The scheme uncovered by the Security Service of Ukraine allows Russian banks and enterprises to circumvent international sanctions
The Security Service of Ukraine (SSU) uncovered a plot to covertly finance unrecognized republics in eastern Ukraine through South Ossetia.
Ukrainian television station “Hromadske” reports that those who participated are now wanted criminals, accused of financing actions to overthrow the government and constitutional order, as well as violating the territorial integrity of Ukraine.
The SSU’s press service reports that in order to avoid sanctions, Russia has created special financial institutions within its own territory, as well as in the territory of Donbass not controlled by Ukraine. Finances was transferred there from Russia.
In order to hide the money transfers, they were first sent to the self-proclaimed republic of South Ossetia. From there, the funds went through the so-called “state bank of the Lugansk People’s Republic.”

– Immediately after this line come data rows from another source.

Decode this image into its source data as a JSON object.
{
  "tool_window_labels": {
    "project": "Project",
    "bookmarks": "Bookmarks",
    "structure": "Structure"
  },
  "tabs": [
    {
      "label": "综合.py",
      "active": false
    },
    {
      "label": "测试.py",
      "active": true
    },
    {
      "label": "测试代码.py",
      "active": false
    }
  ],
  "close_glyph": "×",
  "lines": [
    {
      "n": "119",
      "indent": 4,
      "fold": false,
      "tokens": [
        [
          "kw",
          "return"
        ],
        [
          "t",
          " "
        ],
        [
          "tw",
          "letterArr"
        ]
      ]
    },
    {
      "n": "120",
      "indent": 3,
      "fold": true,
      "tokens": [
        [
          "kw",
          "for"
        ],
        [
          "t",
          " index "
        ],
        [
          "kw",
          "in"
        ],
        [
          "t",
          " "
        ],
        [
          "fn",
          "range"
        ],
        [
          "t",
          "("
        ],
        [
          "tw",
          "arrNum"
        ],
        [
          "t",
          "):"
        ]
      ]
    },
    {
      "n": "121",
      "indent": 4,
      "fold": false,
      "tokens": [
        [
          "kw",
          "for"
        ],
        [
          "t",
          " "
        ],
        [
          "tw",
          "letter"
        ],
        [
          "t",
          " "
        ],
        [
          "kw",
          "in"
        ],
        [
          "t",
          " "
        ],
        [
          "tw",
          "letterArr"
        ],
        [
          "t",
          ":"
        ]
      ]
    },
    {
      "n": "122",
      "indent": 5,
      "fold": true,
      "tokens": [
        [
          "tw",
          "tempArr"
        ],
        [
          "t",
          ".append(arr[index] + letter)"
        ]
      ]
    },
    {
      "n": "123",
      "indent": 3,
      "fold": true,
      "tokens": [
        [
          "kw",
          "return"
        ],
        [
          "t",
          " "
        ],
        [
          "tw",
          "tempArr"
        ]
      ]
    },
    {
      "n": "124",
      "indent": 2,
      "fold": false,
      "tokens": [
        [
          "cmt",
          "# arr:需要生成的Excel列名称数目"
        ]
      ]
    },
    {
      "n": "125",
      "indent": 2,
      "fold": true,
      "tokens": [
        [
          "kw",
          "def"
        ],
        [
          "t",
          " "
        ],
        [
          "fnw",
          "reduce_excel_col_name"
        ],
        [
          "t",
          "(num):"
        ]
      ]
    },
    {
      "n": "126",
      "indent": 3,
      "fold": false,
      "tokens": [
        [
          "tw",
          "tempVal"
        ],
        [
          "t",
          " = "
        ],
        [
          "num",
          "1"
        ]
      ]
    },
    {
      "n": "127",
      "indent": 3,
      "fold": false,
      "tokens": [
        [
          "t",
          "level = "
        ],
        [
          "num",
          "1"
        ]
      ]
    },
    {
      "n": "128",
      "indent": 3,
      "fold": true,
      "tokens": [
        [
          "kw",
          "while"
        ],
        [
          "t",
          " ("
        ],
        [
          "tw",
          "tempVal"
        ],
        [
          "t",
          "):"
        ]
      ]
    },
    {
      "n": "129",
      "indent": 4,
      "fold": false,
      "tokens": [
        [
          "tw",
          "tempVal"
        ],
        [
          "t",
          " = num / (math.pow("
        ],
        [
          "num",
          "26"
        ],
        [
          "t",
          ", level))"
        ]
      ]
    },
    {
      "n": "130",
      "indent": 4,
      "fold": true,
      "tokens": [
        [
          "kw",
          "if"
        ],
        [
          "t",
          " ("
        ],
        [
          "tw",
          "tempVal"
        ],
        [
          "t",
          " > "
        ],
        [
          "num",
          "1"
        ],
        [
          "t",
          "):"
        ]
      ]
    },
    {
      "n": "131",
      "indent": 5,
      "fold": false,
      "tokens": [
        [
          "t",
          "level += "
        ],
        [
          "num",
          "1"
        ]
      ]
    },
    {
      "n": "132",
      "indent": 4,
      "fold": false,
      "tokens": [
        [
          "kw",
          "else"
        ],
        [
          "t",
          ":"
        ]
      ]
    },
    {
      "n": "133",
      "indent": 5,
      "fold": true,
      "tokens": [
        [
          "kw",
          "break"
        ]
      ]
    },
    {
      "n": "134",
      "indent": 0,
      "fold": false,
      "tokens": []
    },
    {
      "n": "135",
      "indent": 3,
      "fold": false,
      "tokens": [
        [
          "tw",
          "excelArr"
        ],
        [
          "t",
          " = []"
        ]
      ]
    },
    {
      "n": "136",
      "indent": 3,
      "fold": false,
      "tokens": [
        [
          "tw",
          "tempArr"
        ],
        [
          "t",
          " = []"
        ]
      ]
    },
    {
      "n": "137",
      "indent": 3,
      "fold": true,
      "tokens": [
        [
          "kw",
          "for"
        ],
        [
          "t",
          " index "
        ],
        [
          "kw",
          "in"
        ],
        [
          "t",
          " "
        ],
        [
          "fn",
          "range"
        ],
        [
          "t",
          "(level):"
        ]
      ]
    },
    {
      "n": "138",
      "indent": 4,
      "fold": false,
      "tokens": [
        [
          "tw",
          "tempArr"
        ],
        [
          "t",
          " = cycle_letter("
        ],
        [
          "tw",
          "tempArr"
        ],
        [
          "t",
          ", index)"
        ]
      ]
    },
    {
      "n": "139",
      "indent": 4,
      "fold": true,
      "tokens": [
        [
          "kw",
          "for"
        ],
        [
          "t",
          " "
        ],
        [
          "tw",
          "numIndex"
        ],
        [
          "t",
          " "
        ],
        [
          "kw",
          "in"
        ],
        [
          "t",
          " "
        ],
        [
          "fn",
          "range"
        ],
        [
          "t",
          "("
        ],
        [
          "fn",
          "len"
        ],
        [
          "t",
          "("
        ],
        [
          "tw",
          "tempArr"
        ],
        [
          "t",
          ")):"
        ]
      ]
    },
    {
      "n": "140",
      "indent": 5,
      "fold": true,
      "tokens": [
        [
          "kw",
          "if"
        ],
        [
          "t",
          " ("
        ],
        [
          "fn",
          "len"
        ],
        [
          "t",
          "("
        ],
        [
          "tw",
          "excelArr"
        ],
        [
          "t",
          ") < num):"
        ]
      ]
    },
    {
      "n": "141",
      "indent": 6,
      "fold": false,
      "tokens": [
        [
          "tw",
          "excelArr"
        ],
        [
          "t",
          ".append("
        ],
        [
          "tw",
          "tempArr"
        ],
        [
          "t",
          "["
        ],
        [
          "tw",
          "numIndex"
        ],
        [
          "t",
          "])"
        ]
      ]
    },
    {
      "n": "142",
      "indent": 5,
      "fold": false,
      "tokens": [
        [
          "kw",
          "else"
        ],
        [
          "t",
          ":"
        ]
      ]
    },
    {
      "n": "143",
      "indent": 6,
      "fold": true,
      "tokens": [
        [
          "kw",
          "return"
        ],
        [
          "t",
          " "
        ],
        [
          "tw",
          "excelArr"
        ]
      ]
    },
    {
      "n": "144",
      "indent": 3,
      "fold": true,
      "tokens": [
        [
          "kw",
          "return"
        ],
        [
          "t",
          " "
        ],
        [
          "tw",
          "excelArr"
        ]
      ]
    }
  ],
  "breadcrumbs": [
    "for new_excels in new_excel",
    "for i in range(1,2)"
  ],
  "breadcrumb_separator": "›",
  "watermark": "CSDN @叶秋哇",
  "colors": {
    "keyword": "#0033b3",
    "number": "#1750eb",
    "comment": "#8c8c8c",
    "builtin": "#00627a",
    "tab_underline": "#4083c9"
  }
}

The security service notes that Russia has been financing the “LPR” in this way with about 30 million Russian rubles [about $490 thousand] annually.
Ukrainian law enforcement officers have placed the “Minister of Finance” and the “Head of the State Bank” of the LPR on the wanted list.
Money for Donbass through South Ossetia—how it works
Russia established full financial control in the self-proclaimed republics in eastern Ukraine by the spring of 2017, after Kiev imposed a transport and trade blockade on territories beyond Ukraine’s control, writes Spectr.
Due to their unrecognized status, the entire financial system of the self-proclaimed republics became a closed loop and could not be integrated into either the international or, to avoid sanctions, into the Russian financial system.
But trade between Russia and these republics does occur and is growing rapidly—in the Rostov Region, which borders on the DPR and LPR, from 2014 to 2017, the number of wholesale food companies, logistics centers and intermediary companies involved with product supply more than doubled.
The number of transport companies increased 1.6 times. The growth was due to a sharp increase in demand for deliveries to self-proclaimed republics.
Local entrepreneurs say that there are a limited number of companies in the unrecognized republics that import and make payments through South Ossetia.
“We tried to buy goods a couple of times in Russia, but it’s difficult for us—you need to open an account in South Ossetia, which recognizes us and is recognized by Russia, the whole procedure takes a couple of months,” explains Victor, an entrepreneur from the Donetsk People’s Republic.
From the time we order the goods to the time they are delivered, everything would take about three months, so we decided it wasn’t worth reaching out to them and instead got everything from local sources (in Donetsk – ed.) that specialized in this. They adapted well, and there are no more than 10 of them.
Russia uses a scheme for creating non-bank credit organizations in order to trade with the “republics.”
At first, both Donetsk enterprises and Ukrainian legal entities opened accounts with them. However, Ukraine put these non-bank credit organizations under sanctions, after which they created an LLC, the Center for International Payments, in Moscow, and accounts with DNR-LNR began to be channeled through South Ossetia.
There are entire law firms which deal solely with exporting goods to Russia and creating “South Ossetian” enterprises with Donetsk and Lugansk roots on Russian territory, “without even leaving the headquarters in Tskhinval.”